And you will share a love of music with your daughter. You won’t like the same kinds of music–let’s not get crazy–but music will fill every fiber of her being, just as it fills yours now.
Keep listening to your music. Keep reading about new sounds. Keep faith in the sounds you already know and cherish. Keep writing. You’re gonna get published. You’re never going to make much money at it, but you are going to find people interested in what you say, and in the way you say it. I know you lack confidence in yourself, but I know you believe in your writing. Others are going to believe in it, too.
Very soon now, you’re going to write a short story that reads like a suicide note. It’s just a story; I know. I know. There are people you know right now–at least three of them–who will choose to end their own lives, and will follow through with that fatal decision. You can’t save them. You will look back and wish you could. You will look back very often and wish you could have done…something. But it is within your power to save yourself. You can do it. Not to toot my own horn, but I’ve already proven that you can do it. It will not be easy, but you will succeed.

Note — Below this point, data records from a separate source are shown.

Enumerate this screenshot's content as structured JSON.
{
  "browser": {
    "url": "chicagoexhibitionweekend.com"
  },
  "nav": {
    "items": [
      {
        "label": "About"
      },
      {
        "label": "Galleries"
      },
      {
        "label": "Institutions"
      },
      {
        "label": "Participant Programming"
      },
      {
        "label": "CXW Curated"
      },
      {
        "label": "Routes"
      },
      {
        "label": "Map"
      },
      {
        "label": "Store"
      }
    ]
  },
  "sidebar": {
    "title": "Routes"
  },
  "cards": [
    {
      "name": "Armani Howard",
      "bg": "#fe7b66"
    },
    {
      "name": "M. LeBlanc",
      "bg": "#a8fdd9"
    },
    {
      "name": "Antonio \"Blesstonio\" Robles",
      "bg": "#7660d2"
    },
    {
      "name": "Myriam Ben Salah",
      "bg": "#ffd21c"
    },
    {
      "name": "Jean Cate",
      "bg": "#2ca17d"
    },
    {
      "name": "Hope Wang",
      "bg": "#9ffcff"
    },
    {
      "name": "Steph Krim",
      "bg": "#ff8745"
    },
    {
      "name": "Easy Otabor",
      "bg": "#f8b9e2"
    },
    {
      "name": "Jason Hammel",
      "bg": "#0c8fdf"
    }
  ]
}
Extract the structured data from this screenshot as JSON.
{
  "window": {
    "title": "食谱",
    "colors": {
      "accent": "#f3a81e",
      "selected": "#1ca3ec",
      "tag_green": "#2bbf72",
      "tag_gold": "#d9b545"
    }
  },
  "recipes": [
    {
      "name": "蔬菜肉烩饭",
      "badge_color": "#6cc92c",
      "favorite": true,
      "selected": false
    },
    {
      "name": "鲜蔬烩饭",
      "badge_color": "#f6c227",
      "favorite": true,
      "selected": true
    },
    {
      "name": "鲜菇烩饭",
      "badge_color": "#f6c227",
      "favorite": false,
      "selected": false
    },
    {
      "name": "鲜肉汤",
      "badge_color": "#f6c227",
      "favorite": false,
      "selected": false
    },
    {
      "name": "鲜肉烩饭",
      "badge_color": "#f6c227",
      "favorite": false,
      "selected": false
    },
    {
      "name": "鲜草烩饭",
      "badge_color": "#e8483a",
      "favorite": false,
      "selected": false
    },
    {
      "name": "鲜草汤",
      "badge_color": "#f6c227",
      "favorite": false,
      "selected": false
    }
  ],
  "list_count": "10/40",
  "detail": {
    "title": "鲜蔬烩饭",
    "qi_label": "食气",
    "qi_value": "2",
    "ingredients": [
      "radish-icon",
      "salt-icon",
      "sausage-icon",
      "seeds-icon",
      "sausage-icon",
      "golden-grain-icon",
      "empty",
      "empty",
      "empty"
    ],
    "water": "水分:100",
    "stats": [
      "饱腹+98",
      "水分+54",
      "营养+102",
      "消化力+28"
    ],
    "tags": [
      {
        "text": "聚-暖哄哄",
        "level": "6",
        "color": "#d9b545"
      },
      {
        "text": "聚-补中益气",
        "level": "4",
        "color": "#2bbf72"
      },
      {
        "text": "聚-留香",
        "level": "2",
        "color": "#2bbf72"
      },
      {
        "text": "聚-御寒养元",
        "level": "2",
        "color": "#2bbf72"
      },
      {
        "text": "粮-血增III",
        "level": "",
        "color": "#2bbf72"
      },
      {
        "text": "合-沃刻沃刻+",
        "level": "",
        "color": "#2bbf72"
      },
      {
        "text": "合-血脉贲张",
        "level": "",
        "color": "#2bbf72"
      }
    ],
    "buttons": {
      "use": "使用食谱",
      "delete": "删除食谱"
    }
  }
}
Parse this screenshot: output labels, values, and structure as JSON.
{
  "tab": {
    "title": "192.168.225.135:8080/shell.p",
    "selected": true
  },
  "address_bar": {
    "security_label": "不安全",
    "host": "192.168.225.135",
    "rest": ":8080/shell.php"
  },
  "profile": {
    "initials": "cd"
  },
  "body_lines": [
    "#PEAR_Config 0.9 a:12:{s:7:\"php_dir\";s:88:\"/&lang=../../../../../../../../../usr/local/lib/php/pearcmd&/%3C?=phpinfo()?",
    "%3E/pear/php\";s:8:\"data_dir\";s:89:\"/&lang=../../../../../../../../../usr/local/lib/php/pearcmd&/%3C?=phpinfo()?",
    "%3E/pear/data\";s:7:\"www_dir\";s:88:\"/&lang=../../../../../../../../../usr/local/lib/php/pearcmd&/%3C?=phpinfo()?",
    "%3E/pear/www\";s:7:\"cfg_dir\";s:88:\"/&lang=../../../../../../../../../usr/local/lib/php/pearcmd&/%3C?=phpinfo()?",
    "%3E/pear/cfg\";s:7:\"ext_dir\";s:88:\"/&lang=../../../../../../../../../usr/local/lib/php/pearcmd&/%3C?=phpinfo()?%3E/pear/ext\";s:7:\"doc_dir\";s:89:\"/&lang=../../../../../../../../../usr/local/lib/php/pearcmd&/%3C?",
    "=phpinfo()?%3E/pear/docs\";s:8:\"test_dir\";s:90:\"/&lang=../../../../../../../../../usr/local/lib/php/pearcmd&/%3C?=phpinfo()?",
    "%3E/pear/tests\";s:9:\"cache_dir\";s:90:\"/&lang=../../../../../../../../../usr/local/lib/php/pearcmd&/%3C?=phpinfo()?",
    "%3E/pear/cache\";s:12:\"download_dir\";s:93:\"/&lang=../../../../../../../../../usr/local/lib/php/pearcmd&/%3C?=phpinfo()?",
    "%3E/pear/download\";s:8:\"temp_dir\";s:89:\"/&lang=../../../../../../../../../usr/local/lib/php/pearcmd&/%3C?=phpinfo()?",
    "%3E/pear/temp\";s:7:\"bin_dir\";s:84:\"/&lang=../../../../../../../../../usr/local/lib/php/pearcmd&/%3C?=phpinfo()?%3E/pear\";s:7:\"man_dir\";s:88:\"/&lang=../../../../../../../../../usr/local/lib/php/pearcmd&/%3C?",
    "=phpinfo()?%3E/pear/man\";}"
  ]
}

You’ve been listening to Sgt. Pepper. You’ve been singing along, It’s getting better all the time. It will get better. You will have triumphs, perhaps modest ones, but you’ll feel that elation nonetheless. You will also battle depression. I can’t promise you the paradise you crave, because it ain’t coming. But you’re going to have a good life, marred by disappointments, devastated by tragedies, yet still a life worth savoring, a life that will touch the lives of others in, I hope, mostly positive ways.
Oh. And you’re gonna get to see The Animals and The Searchers and The Kinks and The Rolling Stones and David Bowie, Ray Charles, The Everly Brothers, Tina Turner, The Beach Boys. You’re gonna get to meet Gene Simmons, and he’s going to be an absolute dickhead to you. You’re gonna see The Monkees. As I write this, it looks like you’re gonna see Paul McCartney. You’re going to ask Ringo Starr a question at a press conference, and he’s going to answer you. You’re going to see The Ramones nine times! You’re going to see a bunch of acts you haven’t even heard yet, like Prince and The Lords Of The New Church and The Bangles. There’s a lot of music ahead of you.
And this year is crucial. Everything starts for you in 1977. Keep your head held high. You won’t get the reference just yet, but keep your head held high. Your life will be saved by rock ‘n’ roll.
Much Older (Little Wiser) You (Carl)
PS: That hope to die before you get old? Stupid notion. Discard it now.